larger than *ust one person. &n serving your country, you are doing your duty loyally without thought of
recognition or gain. he basic building block of selfless service is the commitment of each team
member to go a little further, endure a little longer, and look a little closer to see how he or she can add
to the effort.
%onor
Li!e up to Army !alues. he ,ation's highest military award is he -edal of .onor. his award goes
to Soldiers who make honor a matter of daily living ! Soldiers who develop the habit of being
honorable, and solidify that habit with every value choice they make. .onor is a matter of carrying out,
acting, and living the values of respect, duty, loyalty, selfless service, integrity and personal courage in
everything you do.
&ntegrity
Do #hat's right, legally and morally. &ntegrity is a /uality you develop by adhering to moral

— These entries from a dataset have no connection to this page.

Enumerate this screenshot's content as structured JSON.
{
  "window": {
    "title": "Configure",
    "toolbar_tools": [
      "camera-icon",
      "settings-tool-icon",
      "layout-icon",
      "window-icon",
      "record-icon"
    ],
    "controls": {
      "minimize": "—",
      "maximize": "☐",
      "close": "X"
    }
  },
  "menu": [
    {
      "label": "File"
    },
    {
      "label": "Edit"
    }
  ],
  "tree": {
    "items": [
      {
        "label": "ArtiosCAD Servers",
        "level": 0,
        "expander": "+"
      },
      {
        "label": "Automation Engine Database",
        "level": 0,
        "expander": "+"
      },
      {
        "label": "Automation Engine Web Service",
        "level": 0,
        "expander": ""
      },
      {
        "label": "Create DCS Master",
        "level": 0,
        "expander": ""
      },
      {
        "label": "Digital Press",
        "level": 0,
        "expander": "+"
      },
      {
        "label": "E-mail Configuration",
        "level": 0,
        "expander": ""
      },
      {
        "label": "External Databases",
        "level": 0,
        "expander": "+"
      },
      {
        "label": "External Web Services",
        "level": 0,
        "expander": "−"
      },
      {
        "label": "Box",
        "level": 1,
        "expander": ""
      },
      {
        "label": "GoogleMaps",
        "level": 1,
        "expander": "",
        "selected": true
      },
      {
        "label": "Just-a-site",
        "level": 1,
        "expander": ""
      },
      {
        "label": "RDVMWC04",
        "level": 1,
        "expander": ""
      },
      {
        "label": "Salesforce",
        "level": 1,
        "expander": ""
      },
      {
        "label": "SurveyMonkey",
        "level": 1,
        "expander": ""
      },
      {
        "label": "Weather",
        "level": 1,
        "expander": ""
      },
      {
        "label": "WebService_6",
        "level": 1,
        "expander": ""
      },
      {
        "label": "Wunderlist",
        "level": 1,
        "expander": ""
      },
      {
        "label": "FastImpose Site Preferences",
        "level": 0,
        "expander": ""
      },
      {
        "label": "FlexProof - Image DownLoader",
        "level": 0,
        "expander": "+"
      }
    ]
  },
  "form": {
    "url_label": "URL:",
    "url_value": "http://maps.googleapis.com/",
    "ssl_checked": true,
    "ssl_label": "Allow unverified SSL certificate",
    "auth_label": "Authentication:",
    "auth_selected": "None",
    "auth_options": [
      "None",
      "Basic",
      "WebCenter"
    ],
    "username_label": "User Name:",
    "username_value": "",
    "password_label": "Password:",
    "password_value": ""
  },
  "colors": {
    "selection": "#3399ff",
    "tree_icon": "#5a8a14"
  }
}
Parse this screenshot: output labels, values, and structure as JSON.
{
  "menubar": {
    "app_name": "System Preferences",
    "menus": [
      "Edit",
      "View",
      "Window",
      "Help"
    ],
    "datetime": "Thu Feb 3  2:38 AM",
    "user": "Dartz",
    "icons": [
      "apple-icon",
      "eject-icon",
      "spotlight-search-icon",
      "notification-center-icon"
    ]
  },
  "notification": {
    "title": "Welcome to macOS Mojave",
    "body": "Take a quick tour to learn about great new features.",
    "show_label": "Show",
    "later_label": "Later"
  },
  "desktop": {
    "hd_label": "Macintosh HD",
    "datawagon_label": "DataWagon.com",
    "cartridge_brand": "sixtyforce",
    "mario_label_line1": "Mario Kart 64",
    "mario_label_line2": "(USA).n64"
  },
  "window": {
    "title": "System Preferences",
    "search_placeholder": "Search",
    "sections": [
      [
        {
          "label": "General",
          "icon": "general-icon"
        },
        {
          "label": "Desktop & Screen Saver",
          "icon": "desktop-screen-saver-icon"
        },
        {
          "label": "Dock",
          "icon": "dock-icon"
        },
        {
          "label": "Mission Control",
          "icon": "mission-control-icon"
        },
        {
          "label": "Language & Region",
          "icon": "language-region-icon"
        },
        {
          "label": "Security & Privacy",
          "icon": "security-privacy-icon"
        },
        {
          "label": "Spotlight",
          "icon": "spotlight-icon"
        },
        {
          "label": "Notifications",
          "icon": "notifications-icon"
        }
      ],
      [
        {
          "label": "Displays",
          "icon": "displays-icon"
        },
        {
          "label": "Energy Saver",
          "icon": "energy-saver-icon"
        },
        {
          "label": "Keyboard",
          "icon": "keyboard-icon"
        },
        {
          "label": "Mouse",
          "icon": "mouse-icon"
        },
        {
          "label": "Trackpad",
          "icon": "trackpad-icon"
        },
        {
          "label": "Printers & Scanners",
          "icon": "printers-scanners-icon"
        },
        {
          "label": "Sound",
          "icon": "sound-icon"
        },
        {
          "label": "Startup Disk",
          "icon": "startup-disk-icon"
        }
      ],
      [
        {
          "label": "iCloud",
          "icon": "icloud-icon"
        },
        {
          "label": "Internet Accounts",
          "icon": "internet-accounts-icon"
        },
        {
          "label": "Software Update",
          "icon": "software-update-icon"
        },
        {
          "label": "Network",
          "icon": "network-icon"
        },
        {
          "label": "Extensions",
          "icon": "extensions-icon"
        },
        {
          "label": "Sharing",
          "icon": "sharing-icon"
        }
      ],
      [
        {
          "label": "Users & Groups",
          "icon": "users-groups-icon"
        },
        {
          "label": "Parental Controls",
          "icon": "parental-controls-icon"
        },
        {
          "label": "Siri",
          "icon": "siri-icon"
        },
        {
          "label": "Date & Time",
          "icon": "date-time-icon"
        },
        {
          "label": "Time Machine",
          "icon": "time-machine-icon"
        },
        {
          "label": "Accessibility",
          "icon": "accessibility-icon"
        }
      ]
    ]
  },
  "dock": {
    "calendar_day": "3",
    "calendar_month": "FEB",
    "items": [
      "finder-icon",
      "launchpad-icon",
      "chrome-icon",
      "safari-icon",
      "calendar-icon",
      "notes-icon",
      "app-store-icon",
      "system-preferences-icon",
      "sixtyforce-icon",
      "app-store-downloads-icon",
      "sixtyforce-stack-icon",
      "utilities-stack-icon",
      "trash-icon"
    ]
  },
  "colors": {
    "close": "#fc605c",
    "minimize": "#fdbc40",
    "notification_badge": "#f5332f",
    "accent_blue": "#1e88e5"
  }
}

principles. &t re/uires that you do and say nothing that deceives others. As your integrity grows, so does
the trust others place in you. he more choices you make based on integrity, the more this highly pri0ed
value will affect your relationships with family and friends, and, finally, the fundamental acceptance of
yourself.
personal courage
Face fear, danger or ad!ersity (physical or moral). 1ersonal courage has long been associated with
our Army. 2ith physical courage, it is a matter of enduring physical duress and at times risking
personal safety. 3acing moral fear or adversity may be a long, slow process of continuing forward on
the right path, especially if taking those actions is not popular with others. #ou can build your personal
courage by daily standing up for and acting upon the things that you know are honorable.
he Strength "f Unity
1rotecting 3reedom